§ AIM OF THE EXERCISE
If a line in the data below contains the word "percent", copy it out.

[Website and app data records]
• • •

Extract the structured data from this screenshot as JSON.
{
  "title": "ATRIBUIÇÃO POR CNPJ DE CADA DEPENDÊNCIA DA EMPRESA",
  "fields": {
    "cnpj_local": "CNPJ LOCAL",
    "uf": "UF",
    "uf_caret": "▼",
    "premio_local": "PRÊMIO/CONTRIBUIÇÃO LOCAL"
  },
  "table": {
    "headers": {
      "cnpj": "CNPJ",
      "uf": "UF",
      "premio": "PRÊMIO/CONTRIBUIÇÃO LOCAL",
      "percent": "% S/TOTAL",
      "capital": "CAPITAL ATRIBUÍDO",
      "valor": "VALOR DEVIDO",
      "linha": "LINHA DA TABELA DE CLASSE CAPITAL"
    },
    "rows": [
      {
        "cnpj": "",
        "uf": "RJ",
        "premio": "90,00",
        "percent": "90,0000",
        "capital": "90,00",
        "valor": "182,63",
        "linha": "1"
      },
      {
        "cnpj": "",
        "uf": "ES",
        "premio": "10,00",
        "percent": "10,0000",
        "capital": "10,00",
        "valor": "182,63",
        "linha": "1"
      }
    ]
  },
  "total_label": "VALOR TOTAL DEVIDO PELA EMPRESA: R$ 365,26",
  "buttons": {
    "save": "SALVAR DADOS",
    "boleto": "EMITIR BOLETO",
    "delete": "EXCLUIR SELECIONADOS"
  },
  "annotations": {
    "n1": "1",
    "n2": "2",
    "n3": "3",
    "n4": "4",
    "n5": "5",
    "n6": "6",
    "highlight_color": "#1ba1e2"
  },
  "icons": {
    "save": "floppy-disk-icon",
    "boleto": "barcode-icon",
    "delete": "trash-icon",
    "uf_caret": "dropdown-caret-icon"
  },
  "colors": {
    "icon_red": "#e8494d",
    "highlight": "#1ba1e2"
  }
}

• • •

§ TASK RESPONSE
      "percent": "% S/TOTAL",
        "percent": "90,0000",
        "percent": "10,0000",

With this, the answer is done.